Hence, under this view, the price of gold or silver has not gone up or down, but rather the value of the Australian dollar has risen or fallen relative to say an ounce or gram of physical gold.
In this context, the value of the Australian dollar has experienced a sustained and dramatic fall of 76.2% over the past 21.5 years since the onset of the Asian Financial Crisis relative to ‘hard money’ such as physical gold.
For example, at the start of the Asian Financial Crisis on 2 July 1997, one Australian dollar was equivalent to 6.38% of a gram of gold, only to be worth 1.56% of a gram of gold on 31 December 2018 (as illustrated on Graph 2 below).
Graph 2: Australian Dollar – Gold Exchange Rate 1997 – 2018
This sustained collapse in the value of the Australian dollar is a dramatic alternative interpretation as to the dollar’s purchasing power compared to the AUD‑USD exchange rate.
When the Australian dollar is viewed in the context of gold, Australians should note that:
the Australian Government (including the RBA) have mismanaged the value of the dollar over the past two decades through excessive ‘fiat currency and credit creation’;
the prices of real goods and services in Australia have not, in large part, been going up because these items are worth more, but rather because the value of the Australian dollar has been falling;
the sustained loss in purchasing power of the Australian dollar is the basis of the cost of living pressures and high house prices rises (and excessive debt levels) faced by Australian households;
existing cost of living pressures faced by Australian households (which has been consistently ranked by Australians as their number one economic issue) can only be addressed once the ongoing declining value of the Australian dollar relatively to ‘hard money’ is resolved; and
the recent public statements by senior RBA officials of lowering domestic official interest rates (potentially to zero) and introducing quantitative easing in the face of an international economic shock only points to a further reduction in the purchasing power of the Australia dollar relative to traditional forms of ‘hard money’.
Moreover, the conclusion reached by former Prime Minister John Howard in relation to the 1997 Asian Financial Crisis that:
“The flexible exchange rate then enjoyed by Australia played a crucial role in our avoiding the impact of the Asian economic downturn.

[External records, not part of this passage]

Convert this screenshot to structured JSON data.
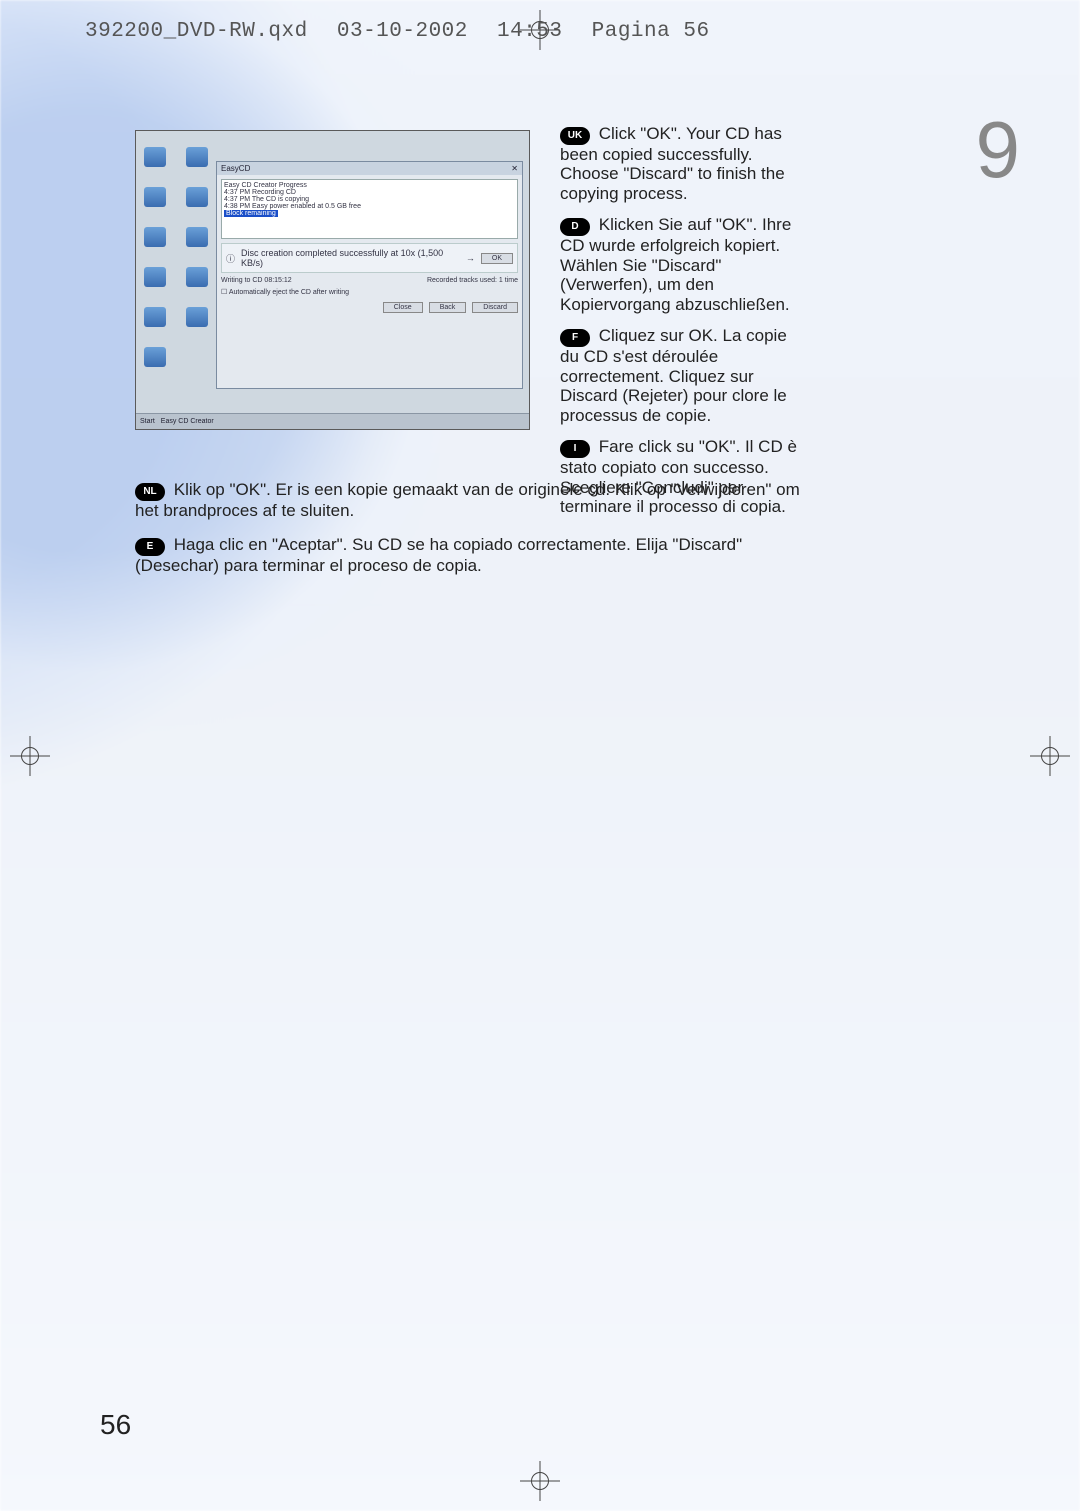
{
  "header": {
    "filename": "392200_DVD-RW.qxd",
    "date": "03-10-2002",
    "time": "14:53",
    "page_label": "Pagina 56"
  },
  "step_number": "9",
  "page_number": "56",
  "screenshot": {
    "window_title": "EasyCD",
    "list_lines": [
      "Easy CD Creator Progress",
      "4:37 PM  Recording CD",
      "4:37 PM  The CD is copying",
      "4:38 PM  Easy power enabled at 0.5 GB free",
      "Block remaining"
    ],
    "selected_line": "Block remaining",
    "progress_text": "Disc creation completed successfully at 10x (1,500 KB/s)",
    "ok_button": "OK",
    "bottom_status_left": "Writing to CD 08:15:12",
    "bottom_status_right": "Recorded tracks used: 1 time",
    "checkbox_label": "Automatically eject the CD after writing",
    "btn_close": "Close",
    "btn_back": "Back",
    "btn_discard": "Discard",
    "taskbar_start": "Start",
    "taskbar_app": "Easy CD Creator"
  },
  "instructions": {
    "uk": "Click \"OK\". Your CD has been copied successfully. Choose \"Discard\" to finish the copying process.",
    "d": "Klicken Sie auf \"OK\". Ihre CD wurde erfolgreich kopiert. Wählen Sie \"Discard\" (Verwerfen), um den Kopiervorgang abzuschließen.",
    "f": "Cliquez sur OK. La copie du CD s'est déroulée correctement. Cliquez sur Discard (Rejeter) pour clore le processus de copie.",
    "i": "Fare click su \"OK\". Il CD è stato copiato con successo. Scegliere \"Concludi\" per terminare il processo di copia.",
    "nl": "Klik op \"OK\". Er is een kopie gemaakt van de originele cd. Klik op \"Verwijderen\" om het brandproces af te sluiten.",
    "e": "Haga clic en \"Aceptar\". Su CD se ha copiado correctamente. Elija \"Discard\" (Desechar) para terminar el proceso de copia."
  },
  "badges": {
    "uk": "UK",
    "d": "D",
    "f": "F",
    "i": "I",
    "nl": "NL",
    "e": "E"
  }
}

An economic adjustment, as a consequence of the downturn, was unavoidable. That adjustment was taken on the exchange rate. The value of
the Australian dollar fell.

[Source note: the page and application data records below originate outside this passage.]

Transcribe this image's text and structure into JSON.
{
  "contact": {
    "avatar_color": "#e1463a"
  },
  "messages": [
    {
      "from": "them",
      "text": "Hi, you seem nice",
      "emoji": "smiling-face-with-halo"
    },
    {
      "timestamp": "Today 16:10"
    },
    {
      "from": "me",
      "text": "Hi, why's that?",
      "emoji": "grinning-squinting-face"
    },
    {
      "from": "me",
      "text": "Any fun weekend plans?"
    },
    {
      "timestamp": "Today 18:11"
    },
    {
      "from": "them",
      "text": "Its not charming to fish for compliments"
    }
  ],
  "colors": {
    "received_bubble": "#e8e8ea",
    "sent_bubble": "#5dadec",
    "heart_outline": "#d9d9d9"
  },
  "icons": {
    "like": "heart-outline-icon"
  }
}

"Wisely the Reserve Bank kept its nerve by not lifting interest rates, and we rode through the Asian economic decline virtually unscathed.”
Rather, the failure of his Government (as well as subsequent federal governments) to defend the value of the Australian dollar relative to traditional forms of ‘hard money’ have had sustained and consequential impacts on the Australian economy two decades later including crippling cost of living pressures and the largest real estate price and household debt bubbles in Australian history.

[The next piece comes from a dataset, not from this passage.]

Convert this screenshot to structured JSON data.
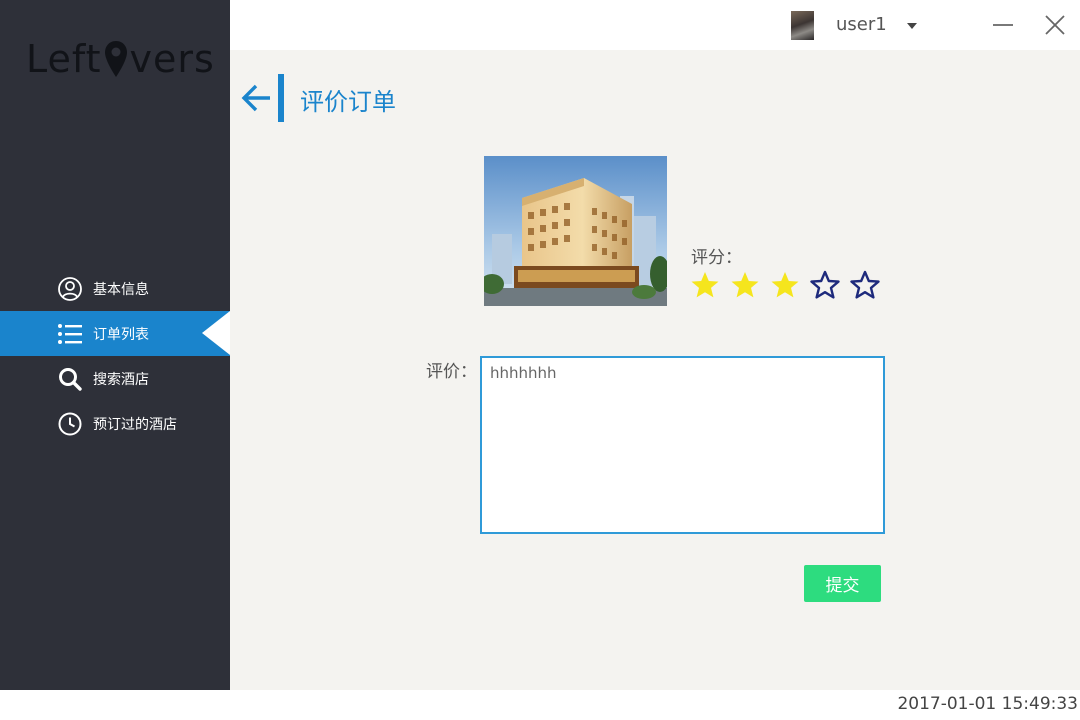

John Adams is the Chief Economist for As Good as Gold Australia
 The theory of PPP states that the exchange rate between two countries is equivalent to the ratio of the currencies’ respective purchasing powers.
 The annual global supply of gold has grown in the past decade at a consistent rate of 1.75% - 1.8% relative to the total global stock of gold whereas government-issued forms of currency has grown substantially higher.
 Viewing the domestic currency as a constant unit of account (e.g. the dollar) is known as ‘nominal confusion’ and is an economic behavioural phenomenon that has occurred consistently throughout history. For example, during Germany’s 1923 hyperinflation episode, many Germans interpreted the US dollar or the British Pound as continuing to rise in value as oppose to the understanding that the German Mark was rapidly falling in value.
 J., Howard (2010), “John Howard Lazarus Rising”, Harper Collins, Sydney, NSW, Australia, p542